Growing Peaches in the Home Garden
The peach tree is relatively susceptible to damage by cold temperatures. Temperatures of -13°F or lower will generally destroy most peach flower buds and temperatures lower than about -17°F will cause damage to limbs, trunks, and leaf buds. Trees can be damaged by rapid temperature drops following a period of mild weather in early fall or early spring.
Peaches in sites on higher elevation usually have fewer problems due to cold compared to low areas where cold air tends to settle.
There are many yellow flesh peach varieties suited to the Michigan climate. Varieties such as Madison and Reliance have a reputation for hardiness but are of medium quality. Reliance has been overrated for winter hardiness. Peach varieties with decent hardiness and good to excellent quality include Harrow Diamond (early), Starfire and Red Haven (midseason), Redskin (late August), and Harcrest (early September). Canadian Harmony and Loring are favorites for fresh and canning but tend to less tolerant to cold temperatures.
White peach varieties grown in Michigan are White Lady, Blushingstar, Carolina Belle, and China Pearl. Non-melting yellow fleshed canning peaches for the Michigan climate are Babygold 5, Vulcan, Vinegold, Virgil, and Venture.
Nectarine varieties suited for Michigan are: Mericrest, Hardired, Redgold, Fantasia, and Harflame. Nectarines are more prone to bacterial spot and brown rot diseases than are peaches.
Purchasing & Planting Peach Trees
Purchase trees from a reputable garden dealer or nursery. Dormant medium-sized trees (1/3 – 3/4 inches in diameter) usually perform best. Most peach varieties are self-fruitful. Trees for the Michigan climate should have one of the following rootstocks: Bailey, Lovell, Halford, Chui Lum Tao, or Tennessee Natural. Avoid Nemaguard, Siberian C, and Citation. Guardian rootstock, developed in the SE United States, has performed well so far, but we have only limited experience in Michigan to date. Pumiselect is a dwarfing rootstock that can result in a very small tree in sandy conditions.
Site & Soil
Peach trees prefer sandy loam to loamy soils and will do reasonably well in other soils provided they are well drained. Planting peach trees on mounds or ridges (5’ or more wide, approximately 6” high after soil settling) helps if the soil is heavier or is generally wetter than optimum. Ideally, peach trees need full sunlight all day. The ideal soil pH is 6.5 to 7.0 and should be adjusted based on soil tests before planting.
Plant fruit trees in early spring as soon as the trees arrive and the soil is dry enough to work (early April to May). If necessary, trees can be temporarily planted in a cool, shady spot for a few days before transplanting in the permanent site. The roots should not be allowed to dry out. However, try to get the trees in their permanent site promptly.
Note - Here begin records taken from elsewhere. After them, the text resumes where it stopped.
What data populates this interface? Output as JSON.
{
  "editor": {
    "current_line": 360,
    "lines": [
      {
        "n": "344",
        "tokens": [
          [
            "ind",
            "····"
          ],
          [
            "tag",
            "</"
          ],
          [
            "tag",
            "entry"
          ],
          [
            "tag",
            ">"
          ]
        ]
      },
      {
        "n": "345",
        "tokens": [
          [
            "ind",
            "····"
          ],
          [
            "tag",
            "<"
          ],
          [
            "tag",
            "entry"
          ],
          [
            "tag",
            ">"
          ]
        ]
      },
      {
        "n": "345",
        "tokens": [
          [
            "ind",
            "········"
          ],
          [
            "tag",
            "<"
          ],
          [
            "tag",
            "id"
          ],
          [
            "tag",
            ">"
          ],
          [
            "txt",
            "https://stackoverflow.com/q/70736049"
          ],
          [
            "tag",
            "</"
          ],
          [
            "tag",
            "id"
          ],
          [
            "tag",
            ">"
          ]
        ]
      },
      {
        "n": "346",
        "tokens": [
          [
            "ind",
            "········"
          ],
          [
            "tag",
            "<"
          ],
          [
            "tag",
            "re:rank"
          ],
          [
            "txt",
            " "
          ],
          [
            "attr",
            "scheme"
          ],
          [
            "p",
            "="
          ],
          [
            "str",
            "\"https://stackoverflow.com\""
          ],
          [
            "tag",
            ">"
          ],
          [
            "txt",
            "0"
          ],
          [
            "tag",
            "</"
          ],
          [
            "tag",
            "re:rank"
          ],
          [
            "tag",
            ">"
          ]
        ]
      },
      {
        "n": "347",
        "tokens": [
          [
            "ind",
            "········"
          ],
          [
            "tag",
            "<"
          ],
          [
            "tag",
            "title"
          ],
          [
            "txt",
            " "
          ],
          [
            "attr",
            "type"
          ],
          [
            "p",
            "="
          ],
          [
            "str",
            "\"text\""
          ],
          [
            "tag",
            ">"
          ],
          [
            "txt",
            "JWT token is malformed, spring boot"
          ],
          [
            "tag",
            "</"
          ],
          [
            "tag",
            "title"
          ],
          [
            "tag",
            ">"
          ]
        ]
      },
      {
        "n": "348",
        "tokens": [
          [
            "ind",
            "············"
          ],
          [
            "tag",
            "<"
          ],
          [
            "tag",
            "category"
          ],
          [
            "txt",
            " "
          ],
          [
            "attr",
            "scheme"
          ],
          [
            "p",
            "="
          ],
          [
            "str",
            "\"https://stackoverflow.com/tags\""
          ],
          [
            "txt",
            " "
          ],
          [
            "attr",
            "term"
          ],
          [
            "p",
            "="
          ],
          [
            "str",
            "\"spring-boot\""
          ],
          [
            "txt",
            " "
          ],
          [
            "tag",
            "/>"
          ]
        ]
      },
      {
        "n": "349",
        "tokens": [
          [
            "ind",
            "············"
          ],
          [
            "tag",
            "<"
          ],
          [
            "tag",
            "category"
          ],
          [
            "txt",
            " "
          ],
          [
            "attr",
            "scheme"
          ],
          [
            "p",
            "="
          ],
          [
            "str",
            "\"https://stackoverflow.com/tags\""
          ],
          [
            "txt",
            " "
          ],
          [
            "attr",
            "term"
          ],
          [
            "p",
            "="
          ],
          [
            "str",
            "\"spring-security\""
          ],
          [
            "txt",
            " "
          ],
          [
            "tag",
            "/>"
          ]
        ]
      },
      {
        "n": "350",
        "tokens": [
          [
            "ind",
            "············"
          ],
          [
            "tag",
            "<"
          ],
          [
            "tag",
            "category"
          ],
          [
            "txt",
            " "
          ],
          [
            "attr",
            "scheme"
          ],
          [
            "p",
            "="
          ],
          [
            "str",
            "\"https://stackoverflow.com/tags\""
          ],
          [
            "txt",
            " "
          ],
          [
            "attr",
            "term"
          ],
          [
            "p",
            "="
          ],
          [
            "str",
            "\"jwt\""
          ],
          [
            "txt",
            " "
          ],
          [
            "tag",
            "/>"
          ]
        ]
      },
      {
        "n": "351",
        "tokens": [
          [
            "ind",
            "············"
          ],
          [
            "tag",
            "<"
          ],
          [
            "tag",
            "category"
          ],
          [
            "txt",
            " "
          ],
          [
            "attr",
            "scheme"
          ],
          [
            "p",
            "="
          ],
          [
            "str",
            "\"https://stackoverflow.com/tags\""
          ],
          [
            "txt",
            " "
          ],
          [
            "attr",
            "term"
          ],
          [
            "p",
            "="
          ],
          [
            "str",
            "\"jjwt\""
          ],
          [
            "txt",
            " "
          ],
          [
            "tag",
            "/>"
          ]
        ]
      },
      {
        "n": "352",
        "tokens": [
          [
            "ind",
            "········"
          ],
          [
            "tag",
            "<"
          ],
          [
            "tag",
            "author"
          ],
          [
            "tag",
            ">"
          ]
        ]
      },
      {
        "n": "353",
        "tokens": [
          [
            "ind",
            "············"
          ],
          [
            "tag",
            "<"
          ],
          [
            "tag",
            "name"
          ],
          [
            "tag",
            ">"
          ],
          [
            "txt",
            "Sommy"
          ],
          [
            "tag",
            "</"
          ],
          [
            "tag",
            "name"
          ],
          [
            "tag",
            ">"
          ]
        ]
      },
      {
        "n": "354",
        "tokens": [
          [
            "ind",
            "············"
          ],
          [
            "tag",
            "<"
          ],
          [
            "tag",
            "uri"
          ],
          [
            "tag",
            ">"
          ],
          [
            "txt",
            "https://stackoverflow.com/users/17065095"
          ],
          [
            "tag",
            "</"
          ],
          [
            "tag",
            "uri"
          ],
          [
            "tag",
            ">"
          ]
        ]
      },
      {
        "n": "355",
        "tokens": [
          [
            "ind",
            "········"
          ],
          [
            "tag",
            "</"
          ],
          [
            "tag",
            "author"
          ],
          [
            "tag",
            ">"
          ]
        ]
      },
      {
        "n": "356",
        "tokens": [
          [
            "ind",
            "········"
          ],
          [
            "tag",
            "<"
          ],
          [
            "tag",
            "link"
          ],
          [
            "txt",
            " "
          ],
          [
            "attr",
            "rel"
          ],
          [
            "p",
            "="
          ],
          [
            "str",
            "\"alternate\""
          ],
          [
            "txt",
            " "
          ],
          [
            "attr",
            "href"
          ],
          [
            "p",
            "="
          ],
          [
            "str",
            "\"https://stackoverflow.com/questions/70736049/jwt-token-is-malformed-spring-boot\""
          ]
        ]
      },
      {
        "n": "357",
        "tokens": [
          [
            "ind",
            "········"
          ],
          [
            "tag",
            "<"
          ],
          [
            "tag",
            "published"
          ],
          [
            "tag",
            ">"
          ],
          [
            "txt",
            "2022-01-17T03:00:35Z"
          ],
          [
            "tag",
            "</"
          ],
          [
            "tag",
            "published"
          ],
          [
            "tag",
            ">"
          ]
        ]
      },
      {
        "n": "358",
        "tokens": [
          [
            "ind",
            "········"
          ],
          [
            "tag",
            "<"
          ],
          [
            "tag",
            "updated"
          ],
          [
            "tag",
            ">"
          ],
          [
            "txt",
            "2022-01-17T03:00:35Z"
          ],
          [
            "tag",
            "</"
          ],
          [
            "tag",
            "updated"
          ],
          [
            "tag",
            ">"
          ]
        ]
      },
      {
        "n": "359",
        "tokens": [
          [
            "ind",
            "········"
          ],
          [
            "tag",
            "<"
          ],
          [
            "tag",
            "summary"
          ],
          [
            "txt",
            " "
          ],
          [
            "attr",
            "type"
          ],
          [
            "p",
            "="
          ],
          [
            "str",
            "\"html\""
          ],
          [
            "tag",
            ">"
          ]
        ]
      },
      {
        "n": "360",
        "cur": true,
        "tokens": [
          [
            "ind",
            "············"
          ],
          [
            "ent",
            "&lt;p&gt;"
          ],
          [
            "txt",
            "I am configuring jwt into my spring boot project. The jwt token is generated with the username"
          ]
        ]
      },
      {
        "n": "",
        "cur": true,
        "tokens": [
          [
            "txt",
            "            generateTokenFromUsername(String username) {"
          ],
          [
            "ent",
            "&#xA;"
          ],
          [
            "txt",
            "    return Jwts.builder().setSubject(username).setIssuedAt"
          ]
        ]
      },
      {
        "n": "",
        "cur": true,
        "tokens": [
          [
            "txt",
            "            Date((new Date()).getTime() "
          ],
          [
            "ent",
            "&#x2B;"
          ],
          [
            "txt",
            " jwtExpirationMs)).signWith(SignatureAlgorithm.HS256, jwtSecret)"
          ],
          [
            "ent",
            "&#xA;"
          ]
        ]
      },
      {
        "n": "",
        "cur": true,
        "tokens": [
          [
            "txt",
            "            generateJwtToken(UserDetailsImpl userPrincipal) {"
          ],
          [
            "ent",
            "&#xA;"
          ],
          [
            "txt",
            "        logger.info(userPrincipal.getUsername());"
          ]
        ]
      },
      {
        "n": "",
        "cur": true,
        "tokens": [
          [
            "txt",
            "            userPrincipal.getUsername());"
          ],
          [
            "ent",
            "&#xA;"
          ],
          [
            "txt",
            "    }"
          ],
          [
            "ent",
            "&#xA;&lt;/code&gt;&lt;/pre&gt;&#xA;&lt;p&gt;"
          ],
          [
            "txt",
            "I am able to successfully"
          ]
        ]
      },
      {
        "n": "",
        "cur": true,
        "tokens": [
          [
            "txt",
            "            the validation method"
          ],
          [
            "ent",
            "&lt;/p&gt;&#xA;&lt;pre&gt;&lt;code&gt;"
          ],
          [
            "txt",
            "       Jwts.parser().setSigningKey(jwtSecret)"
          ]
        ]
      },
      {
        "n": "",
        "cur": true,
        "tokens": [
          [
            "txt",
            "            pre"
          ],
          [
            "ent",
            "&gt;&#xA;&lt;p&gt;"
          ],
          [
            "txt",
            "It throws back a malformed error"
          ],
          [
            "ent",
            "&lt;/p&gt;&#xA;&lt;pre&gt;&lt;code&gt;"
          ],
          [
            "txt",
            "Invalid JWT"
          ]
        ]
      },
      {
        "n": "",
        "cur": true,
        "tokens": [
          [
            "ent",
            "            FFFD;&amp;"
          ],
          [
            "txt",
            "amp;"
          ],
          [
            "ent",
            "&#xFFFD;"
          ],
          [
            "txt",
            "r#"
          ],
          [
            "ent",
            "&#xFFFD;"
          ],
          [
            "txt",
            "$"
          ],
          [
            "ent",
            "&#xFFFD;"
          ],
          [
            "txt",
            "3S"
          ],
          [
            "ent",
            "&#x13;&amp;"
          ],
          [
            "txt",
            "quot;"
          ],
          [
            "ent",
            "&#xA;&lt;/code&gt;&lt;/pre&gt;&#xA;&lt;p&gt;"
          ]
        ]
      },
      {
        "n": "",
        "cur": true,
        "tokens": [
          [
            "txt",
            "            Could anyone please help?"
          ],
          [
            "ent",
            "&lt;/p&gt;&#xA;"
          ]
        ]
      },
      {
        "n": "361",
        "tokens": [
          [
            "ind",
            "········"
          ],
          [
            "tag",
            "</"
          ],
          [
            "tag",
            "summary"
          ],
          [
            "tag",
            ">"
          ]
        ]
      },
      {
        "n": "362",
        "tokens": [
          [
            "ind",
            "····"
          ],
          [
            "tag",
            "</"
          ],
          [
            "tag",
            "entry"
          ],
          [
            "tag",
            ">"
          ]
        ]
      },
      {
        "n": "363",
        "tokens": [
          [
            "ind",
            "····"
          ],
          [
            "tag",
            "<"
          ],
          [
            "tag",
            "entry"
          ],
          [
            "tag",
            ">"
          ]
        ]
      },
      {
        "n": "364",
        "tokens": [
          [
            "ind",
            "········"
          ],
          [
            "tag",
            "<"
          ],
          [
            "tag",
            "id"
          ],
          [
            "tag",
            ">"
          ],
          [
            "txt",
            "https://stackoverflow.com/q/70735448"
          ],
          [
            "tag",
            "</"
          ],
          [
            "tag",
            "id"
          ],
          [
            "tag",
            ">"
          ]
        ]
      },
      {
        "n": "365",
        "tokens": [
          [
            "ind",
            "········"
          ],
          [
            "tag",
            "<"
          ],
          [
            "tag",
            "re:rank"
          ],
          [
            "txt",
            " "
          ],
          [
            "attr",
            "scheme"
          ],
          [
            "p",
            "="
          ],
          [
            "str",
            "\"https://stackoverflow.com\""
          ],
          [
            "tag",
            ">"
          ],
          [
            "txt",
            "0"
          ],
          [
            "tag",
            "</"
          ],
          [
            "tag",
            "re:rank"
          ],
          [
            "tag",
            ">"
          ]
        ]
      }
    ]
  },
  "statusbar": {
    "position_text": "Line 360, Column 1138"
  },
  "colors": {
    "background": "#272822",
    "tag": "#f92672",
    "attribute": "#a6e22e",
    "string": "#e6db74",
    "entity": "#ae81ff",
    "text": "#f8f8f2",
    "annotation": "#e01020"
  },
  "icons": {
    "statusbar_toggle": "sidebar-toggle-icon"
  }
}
Space peach and nectarine trees 10 to 18 feet from other plants.
Fertilizing Peach Trees
Manage peach trees to ensure production of 10 to 18 inches of new growth each season. This is accomplished through pruning and fertilization as needed. Fertilizer should be applied in the spring before growth starts. The most important nutrients for most Michigan soils are the nitrogen and potassium—the first and third number on a fertilizer bag. A fertilizer with the formulation 10-10-10 contains 10% by weight of nitrogen. A typical application per year to a young tree is 1/10 lb of actual nitrogen which translates to 1 lb of 10-10-10 fertilizer. Adjust rates according to tree vigor. Phosphorus (the middle number) is generally not needed in Michigan soils.
Pruning & Thinning Peach Trees
Peach and nectarine trees are pruned and trained each year to develop and maintain tree size and shape. They are generally trained into an open-center system with 2 to 4 major (scaffold) limbs forming an open Y or open center (vase) shape. Peach and nectarine trees are usually pruned in mid to late April.
Peach trees must also be thinned in years when they bear a heavy crop to avoid limb breakage and to attain good fruit size and quality. Hand-thin peaches in mid to late June to an average spacing of one peach to every 6 to 8 inches of fruiting wood.
Pest & Disease Control
Peach leaf curl is an intermittent disease that is easy to control with one spray, but timing is important. Apply a material labeled for the disease (Carbamate (ferbam), Bordeaux mixture, fixed copper (various products) at 75% or more leaf drop in the fall or before 1st bud swell (no later).
For brown rot, remove old fruit from the tree before growth starts in the spring, spray once or twice during bloom with an effective fungicide (Captan or Immunox or others labeled for brown rot) and several times as the fruit starts to color.
For insect control (oriental fruit moth, tarnished plant bug) use an insecticide labeled for tree fruit starting at the end of petal fall and at 1 ½ week intervals.
There are combination disease and insect control spray materials available. Read and follow the label carefully.